◆ AIM OF THE EXERCISE
For each line of the data below that holds "ylabel", copy the line.

--- MATERIAL FOR THE TASK ---

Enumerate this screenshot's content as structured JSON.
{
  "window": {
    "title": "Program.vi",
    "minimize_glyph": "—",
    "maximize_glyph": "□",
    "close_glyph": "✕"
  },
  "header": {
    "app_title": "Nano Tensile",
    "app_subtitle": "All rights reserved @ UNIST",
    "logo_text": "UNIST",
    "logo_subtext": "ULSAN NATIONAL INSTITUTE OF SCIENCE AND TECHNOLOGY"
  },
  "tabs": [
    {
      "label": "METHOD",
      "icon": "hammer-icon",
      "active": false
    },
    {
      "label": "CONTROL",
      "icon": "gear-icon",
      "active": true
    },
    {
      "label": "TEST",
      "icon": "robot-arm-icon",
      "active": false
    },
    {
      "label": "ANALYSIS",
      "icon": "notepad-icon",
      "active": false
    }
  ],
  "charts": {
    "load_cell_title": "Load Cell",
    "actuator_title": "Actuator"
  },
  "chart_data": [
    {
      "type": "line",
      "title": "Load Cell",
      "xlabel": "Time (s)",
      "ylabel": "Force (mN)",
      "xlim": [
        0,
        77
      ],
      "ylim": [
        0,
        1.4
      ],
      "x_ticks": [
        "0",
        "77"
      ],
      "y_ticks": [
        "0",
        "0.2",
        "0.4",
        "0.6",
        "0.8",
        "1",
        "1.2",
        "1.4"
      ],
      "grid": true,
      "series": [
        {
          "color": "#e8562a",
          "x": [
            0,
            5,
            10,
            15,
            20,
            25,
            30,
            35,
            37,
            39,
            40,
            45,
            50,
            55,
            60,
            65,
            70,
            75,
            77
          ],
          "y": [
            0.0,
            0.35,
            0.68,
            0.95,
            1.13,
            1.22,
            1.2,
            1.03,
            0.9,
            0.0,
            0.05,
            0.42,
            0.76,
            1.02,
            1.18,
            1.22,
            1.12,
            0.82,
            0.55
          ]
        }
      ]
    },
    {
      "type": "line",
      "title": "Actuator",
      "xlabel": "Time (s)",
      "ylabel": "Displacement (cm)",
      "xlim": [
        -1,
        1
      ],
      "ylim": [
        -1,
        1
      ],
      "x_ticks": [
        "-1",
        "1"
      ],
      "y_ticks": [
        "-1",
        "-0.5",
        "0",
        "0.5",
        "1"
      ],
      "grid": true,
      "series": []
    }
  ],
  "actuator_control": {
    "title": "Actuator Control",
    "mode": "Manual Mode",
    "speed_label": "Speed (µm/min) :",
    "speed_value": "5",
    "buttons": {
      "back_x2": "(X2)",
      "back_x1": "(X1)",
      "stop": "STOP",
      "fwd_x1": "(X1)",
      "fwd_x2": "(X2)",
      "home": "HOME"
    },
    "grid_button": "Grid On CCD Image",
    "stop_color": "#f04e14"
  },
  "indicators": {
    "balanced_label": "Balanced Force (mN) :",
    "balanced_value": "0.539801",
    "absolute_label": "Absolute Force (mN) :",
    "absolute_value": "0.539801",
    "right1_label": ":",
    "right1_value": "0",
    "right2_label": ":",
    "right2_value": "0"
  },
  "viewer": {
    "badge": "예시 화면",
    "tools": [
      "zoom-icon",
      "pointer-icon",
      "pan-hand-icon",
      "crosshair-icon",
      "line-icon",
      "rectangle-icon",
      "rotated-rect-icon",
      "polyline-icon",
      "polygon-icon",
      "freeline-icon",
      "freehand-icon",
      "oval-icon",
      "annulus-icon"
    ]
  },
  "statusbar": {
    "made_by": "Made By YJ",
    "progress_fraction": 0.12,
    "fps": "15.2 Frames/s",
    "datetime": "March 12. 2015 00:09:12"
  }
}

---

◆ TASK OUTPUT
      "ylabel": "Force (mN)",
      "ylabel": "Displacement (cm)",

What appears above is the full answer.